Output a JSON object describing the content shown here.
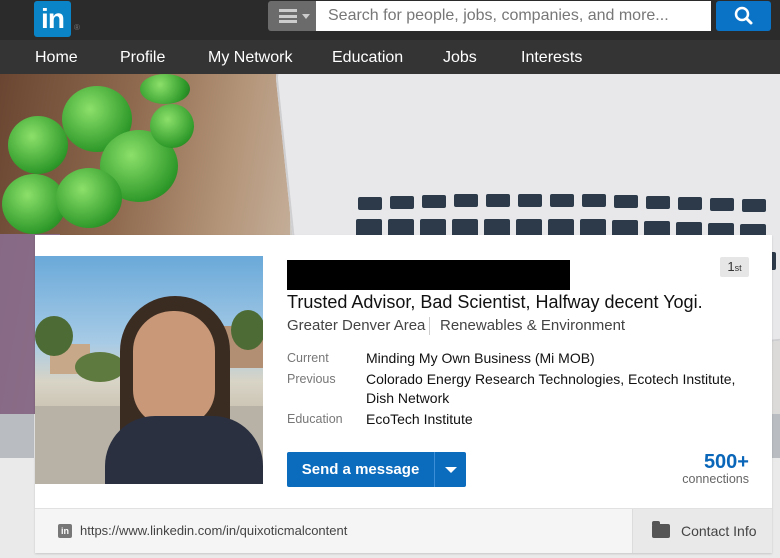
{
  "header": {
    "logo_text": "in",
    "search": {
      "placeholder": "Search for people, jobs, companies, and more..."
    }
  },
  "nav": {
    "items": [
      {
        "label": "Home"
      },
      {
        "label": "Profile"
      },
      {
        "label": "My Network"
      },
      {
        "label": "Education"
      },
      {
        "label": "Jobs"
      },
      {
        "label": "Interests"
      }
    ]
  },
  "profile": {
    "degree": "1",
    "degree_suffix": "st",
    "headline": "Trusted Advisor, Bad Scientist, Halfway decent Yogi.",
    "location": "Greater Denver Area",
    "industry": "Renewables & Environment",
    "current_label": "Current",
    "current": "Minding My Own Business (Mi MOB)",
    "previous_label": "Previous",
    "previous": "Colorado Energy Research Technologies, Ecotech Institute, Dish Network",
    "education_label": "Education",
    "education": "EcoTech Institute",
    "send_message_label": "Send a message",
    "connections_count": "500+",
    "connections_label": "connections",
    "public_url": "https://www.linkedin.com/in/quixoticmalcontent",
    "contact_info_label": "Contact Info"
  },
  "colors": {
    "brand": "#0a84c6",
    "button": "#0b6bbd",
    "topbar": "#2b2b2b",
    "nav": "#343434"
  }
}
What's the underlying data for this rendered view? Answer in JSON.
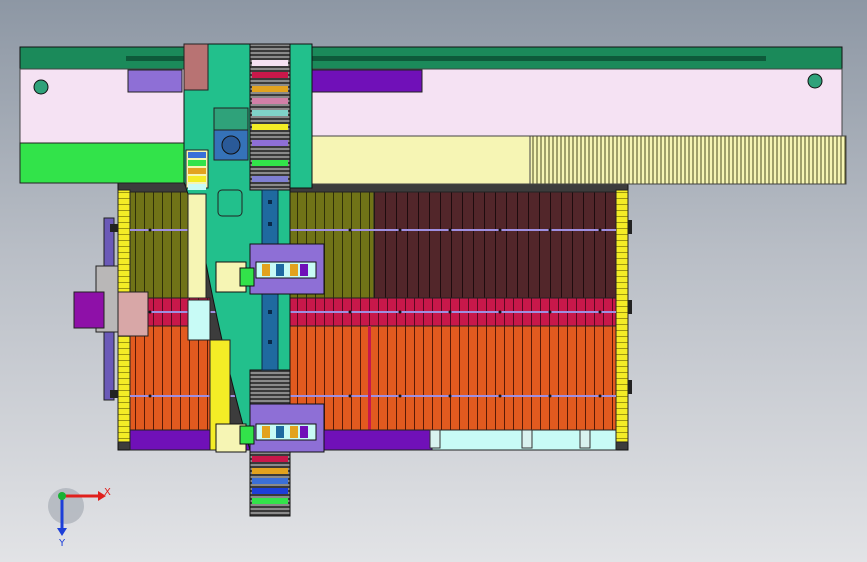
{
  "viewport": {
    "background_top": "#8d97a4",
    "background_bottom": "#e2e3e6"
  },
  "triad": {
    "x_label": "X",
    "y_label": "Y",
    "x_color": "#e0201c",
    "y_color": "#1d3fd8",
    "z_color": "#19b234"
  },
  "colors": {
    "frame_green": "#1b8a5a",
    "beam_pink": "#f5e2f3",
    "beam_yellow": "#f6f5b4",
    "carriage_teal": "#22c08c",
    "panel_olive": "#707317",
    "panel_maroon": "#52262a",
    "panel_orange": "#e25a1f",
    "stripe_red": "#c8184a",
    "block_purple": "#8e6fd6",
    "base_purple": "#7010b8",
    "side_yellow": "#f4ec26",
    "cyan_strip": "#c8fbf6",
    "lime": "#32e34a"
  }
}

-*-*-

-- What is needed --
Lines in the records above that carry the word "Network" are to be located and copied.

-- Solution to this task --
        "label": "My Network"
    "previous": "Colorado Energy Research Technologies, Ecotech Institute, Dish Network",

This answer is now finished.